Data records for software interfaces
- - - - -

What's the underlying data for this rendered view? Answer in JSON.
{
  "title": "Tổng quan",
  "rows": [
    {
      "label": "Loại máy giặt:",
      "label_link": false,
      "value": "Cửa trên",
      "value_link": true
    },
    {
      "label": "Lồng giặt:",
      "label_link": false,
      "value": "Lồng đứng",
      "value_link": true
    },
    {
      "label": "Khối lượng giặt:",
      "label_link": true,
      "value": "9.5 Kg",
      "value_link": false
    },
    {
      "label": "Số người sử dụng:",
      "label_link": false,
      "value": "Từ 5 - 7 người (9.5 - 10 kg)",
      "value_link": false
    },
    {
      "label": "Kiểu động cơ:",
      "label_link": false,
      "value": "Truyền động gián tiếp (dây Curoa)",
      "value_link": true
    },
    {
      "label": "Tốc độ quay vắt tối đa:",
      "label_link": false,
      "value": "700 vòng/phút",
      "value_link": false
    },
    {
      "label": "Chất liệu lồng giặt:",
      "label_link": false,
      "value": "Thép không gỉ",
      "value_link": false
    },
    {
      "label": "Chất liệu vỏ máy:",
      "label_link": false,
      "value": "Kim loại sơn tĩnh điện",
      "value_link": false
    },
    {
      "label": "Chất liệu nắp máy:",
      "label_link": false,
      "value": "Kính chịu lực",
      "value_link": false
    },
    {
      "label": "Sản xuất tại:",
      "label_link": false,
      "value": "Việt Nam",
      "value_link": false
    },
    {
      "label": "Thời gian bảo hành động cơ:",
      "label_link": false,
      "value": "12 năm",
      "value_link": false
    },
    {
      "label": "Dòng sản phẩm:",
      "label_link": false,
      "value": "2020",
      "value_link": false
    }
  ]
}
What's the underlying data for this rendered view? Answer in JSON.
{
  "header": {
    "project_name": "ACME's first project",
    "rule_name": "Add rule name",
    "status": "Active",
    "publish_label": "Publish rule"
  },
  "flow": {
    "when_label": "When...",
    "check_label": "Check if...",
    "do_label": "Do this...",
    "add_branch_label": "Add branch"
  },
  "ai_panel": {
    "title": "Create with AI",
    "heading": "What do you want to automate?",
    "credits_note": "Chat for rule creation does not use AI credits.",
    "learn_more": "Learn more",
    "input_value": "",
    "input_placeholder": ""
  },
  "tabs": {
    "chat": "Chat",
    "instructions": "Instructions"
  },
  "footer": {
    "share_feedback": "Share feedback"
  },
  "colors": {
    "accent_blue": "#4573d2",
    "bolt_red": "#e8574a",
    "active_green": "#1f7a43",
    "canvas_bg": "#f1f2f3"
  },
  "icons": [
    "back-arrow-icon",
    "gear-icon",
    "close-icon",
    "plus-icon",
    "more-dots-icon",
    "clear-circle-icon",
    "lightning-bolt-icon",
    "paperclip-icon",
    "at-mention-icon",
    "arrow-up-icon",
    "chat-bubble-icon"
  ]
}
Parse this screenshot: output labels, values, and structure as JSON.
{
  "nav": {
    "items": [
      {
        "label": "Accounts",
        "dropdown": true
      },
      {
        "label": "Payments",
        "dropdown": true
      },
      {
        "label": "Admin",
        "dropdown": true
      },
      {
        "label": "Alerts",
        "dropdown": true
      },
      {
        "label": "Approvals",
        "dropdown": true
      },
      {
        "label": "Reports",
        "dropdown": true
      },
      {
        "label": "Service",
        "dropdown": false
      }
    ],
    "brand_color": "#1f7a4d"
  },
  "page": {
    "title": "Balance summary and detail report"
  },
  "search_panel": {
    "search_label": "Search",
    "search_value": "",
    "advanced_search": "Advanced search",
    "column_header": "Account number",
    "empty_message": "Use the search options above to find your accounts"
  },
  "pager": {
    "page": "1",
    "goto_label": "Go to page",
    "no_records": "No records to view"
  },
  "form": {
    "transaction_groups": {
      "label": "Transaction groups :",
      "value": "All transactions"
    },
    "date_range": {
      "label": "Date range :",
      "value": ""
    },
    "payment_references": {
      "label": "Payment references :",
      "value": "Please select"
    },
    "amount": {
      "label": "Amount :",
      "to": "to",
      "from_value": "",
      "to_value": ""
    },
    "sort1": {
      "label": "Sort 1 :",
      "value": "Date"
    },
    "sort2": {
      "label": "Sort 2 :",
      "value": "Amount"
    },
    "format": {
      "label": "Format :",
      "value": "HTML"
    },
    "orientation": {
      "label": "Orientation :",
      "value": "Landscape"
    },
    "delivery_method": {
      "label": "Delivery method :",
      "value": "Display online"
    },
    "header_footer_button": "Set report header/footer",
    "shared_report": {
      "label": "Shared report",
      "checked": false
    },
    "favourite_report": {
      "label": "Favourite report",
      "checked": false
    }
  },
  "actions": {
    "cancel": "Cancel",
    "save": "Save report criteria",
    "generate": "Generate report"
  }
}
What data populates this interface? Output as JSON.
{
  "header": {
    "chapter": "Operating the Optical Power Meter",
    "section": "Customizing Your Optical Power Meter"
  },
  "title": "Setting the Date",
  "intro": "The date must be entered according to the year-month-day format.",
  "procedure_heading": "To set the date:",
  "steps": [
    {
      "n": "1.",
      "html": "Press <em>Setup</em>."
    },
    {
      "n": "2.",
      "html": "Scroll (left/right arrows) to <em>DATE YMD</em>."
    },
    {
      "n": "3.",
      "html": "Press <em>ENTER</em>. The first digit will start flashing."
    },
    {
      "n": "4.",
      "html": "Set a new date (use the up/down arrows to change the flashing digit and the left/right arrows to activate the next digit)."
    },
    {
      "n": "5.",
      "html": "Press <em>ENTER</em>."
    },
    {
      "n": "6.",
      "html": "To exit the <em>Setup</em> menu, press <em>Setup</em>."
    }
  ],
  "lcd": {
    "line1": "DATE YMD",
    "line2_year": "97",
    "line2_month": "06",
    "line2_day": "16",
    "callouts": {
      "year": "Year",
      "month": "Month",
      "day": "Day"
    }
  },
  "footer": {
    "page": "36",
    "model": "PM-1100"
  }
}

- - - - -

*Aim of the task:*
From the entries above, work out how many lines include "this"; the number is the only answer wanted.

*Task result:*
5